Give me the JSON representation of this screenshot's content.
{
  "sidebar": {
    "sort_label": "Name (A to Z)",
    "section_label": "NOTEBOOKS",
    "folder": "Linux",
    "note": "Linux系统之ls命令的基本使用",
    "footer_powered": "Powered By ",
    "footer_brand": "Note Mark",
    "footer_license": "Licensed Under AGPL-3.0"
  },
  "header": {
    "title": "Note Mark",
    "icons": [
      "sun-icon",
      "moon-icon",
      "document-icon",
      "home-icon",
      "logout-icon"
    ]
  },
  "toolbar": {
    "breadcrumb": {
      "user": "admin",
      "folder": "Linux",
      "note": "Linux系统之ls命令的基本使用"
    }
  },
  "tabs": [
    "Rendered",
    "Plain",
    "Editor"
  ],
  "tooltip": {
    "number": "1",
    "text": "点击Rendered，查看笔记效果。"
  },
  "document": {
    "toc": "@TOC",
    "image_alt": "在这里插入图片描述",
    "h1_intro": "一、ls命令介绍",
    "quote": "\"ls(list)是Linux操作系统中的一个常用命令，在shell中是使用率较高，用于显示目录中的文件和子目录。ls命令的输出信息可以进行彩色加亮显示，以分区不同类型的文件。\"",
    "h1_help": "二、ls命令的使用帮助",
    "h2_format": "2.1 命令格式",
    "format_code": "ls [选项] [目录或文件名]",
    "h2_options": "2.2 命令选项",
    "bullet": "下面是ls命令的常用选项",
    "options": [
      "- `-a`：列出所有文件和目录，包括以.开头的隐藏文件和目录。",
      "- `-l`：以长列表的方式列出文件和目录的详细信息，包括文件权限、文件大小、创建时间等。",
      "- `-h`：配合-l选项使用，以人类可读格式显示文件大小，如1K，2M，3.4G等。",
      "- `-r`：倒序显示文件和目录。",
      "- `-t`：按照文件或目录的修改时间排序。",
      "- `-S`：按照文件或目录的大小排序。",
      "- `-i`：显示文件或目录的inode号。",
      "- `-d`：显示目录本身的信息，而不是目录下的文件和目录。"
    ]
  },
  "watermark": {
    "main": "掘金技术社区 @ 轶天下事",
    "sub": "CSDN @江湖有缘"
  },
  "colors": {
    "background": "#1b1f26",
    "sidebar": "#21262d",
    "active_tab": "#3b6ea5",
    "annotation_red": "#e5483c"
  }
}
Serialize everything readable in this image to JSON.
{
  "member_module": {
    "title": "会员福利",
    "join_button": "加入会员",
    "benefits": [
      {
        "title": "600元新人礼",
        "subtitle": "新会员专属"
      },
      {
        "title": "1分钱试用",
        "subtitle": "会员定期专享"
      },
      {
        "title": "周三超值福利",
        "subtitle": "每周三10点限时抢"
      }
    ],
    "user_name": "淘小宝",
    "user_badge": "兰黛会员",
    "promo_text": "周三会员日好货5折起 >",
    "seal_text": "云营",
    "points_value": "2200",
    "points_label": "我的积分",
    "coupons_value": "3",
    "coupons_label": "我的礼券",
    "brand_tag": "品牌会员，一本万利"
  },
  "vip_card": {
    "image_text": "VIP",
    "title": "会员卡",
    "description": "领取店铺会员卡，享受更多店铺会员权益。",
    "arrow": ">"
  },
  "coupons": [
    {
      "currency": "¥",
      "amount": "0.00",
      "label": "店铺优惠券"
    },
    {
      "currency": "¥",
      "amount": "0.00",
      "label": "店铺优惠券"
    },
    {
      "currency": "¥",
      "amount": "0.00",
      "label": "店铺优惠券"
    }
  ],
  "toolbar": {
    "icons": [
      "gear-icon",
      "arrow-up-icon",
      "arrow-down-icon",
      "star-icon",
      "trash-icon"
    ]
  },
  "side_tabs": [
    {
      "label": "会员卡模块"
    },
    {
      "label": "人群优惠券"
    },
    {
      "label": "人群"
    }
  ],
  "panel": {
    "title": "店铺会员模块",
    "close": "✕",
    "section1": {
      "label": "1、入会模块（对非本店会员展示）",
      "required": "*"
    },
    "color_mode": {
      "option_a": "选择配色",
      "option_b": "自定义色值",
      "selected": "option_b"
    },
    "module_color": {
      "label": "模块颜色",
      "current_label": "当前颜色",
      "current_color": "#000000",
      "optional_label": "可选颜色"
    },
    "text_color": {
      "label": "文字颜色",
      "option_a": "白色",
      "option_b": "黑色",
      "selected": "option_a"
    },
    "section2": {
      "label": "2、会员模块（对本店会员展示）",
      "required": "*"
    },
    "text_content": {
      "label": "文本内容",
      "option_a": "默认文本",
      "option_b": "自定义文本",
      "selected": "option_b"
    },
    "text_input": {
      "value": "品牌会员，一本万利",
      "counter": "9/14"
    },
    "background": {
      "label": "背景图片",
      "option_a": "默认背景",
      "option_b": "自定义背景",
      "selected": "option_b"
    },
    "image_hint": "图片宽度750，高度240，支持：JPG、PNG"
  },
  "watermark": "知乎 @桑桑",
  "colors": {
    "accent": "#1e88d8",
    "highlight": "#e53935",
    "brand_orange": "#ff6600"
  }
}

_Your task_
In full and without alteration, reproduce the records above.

_Solution for this exercise_
Give me the JSON representation of this screenshot's content.
{
  "sidebar": {
    "sort_label": "Name (A to Z)",
    "section_label": "NOTEBOOKS",
    "folder": "Linux",
    "note": "Linux系统之ls命令的基本使用",
    "footer_powered": "Powered By ",
    "footer_brand": "Note Mark",
    "footer_license": "Licensed Under AGPL-3.0"
  },
  "header": {
    "title": "Note Mark",
    "icons": [
      "sun-icon",
      "moon-icon",
      "document-icon",
      "home-icon",
      "logout-icon"
    ]
  },
  "toolbar": {
    "breadcrumb": {
      "user": "admin",
      "folder": "Linux",
      "note": "Linux系统之ls命令的基本使用"
    }
  },
  "tabs": [
    "Rendered",
    "Plain",
    "Editor"
  ],
  "tooltip": {
    "number": "1",
    "text": "点击Rendered，查看笔记效果。"
  },
  "document": {
    "toc": "@TOC",
    "image_alt": "在这里插入图片描述",
    "h1_intro": "一、ls命令介绍",
    "quote": "\"ls(list)是Linux操作系统中的一个常用命令，在shell中是使用率较高，用于显示目录中的文件和子目录。ls命令的输出信息可以进行彩色加亮显示，以分区不同类型的文件。\"",
    "h1_help": "二、ls命令的使用帮助",
    "h2_format": "2.1 命令格式",
    "format_code": "ls [选项] [目录或文件名]",
    "h2_options": "2.2 命令选项",
    "bullet": "下面是ls命令的常用选项",
    "options": [
      "- `-a`：列出所有文件和目录，包括以.开头的隐藏文件和目录。",
      "- `-l`：以长列表的方式列出文件和目录的详细信息，包括文件权限、文件大小、创建时间等。",
      "- `-h`：配合-l选项使用，以人类可读格式显示文件大小，如1K，2M，3.4G等。",
      "- `-r`：倒序显示文件和目录。",
      "- `-t`：按照文件或目录的修改时间排序。",
      "- `-S`：按照文件或目录的大小排序。",
      "- `-i`：显示文件或目录的inode号。",
      "- `-d`：显示目录本身的信息，而不是目录下的文件和目录。"
    ]
  },
  "watermark": {
    "main": "掘金技术社区 @ 轶天下事",
    "sub": "CSDN @江湖有缘"
  },
  "colors": {
    "background": "#1b1f26",
    "sidebar": "#21262d",
    "active_tab": "#3b6ea5",
    "annotation_red": "#e5483c"
  }
}
Serialize everything readable in this image to JSON.
{
  "member_module": {
    "title": "会员福利",
    "join_button": "加入会员",
    "benefits": [
      {
        "title": "600元新人礼",
        "subtitle": "新会员专属"
      },
      {
        "title": "1分钱试用",
        "subtitle": "会员定期专享"
      },
      {
        "title": "周三超值福利",
        "subtitle": "每周三10点限时抢"
      }
    ],
    "user_name": "淘小宝",
    "user_badge": "兰黛会员",
    "promo_text": "周三会员日好货5折起 >",
    "seal_text": "云营",
    "points_value": "2200",
    "points_label": "我的积分",
    "coupons_value": "3",
    "coupons_label": "我的礼券",
    "brand_tag": "品牌会员，一本万利"
  },
  "vip_card": {
    "image_text": "VIP",
    "title": "会员卡",
    "description": "领取店铺会员卡，享受更多店铺会员权益。",
    "arrow": ">"
  },
  "coupons": [
    {
      "currency": "¥",
      "amount": "0.00",
      "label": "店铺优惠券"
    },
    {
      "currency": "¥",
      "amount": "0.00",
      "label": "店铺优惠券"
    },
    {
      "currency": "¥",
      "amount": "0.00",
      "label": "店铺优惠券"
    }
  ],
  "toolbar": {
    "icons": [
      "gear-icon",
      "arrow-up-icon",
      "arrow-down-icon",
      "star-icon",
      "trash-icon"
    ]
  },
  "side_tabs": [
    {
      "label": "会员卡模块"
    },
    {
      "label": "人群优惠券"
    },
    {
      "label": "人群"
    }
  ],
  "panel": {
    "title": "店铺会员模块",
    "close": "✕",
    "section1": {
      "label": "1、入会模块（对非本店会员展示）",
      "required": "*"
    },
    "color_mode": {
      "option_a": "选择配色",
      "option_b": "自定义色值",
      "selected": "option_b"
    },
    "module_color": {
      "label": "模块颜色",
      "current_label": "当前颜色",
      "current_color": "#000000",
      "optional_label": "可选颜色"
    },
    "text_color": {
      "label": "文字颜色",
      "option_a": "白色",
      "option_b": "黑色",
      "selected": "option_a"
    },
    "section2": {
      "label": "2、会员模块（对本店会员展示）",
      "required": "*"
    },
    "text_content": {
      "label": "文本内容",
      "option_a": "默认文本",
      "option_b": "自定义文本",
      "selected": "option_b"
    },
    "text_input": {
      "value": "品牌会员，一本万利",
      "counter": "9/14"
    },
    "background": {
      "label": "背景图片",
      "option_a": "默认背景",
      "option_b": "自定义背景",
      "selected": "option_b"
    },
    "image_hint": "图片宽度750，高度240，支持：JPG、PNG"
  },
  "watermark": "知乎 @桑桑",
  "colors": {
    "accent": "#1e88d8",
    "highlight": "#e53935",
    "brand_orange": "#ff6600"
  }
}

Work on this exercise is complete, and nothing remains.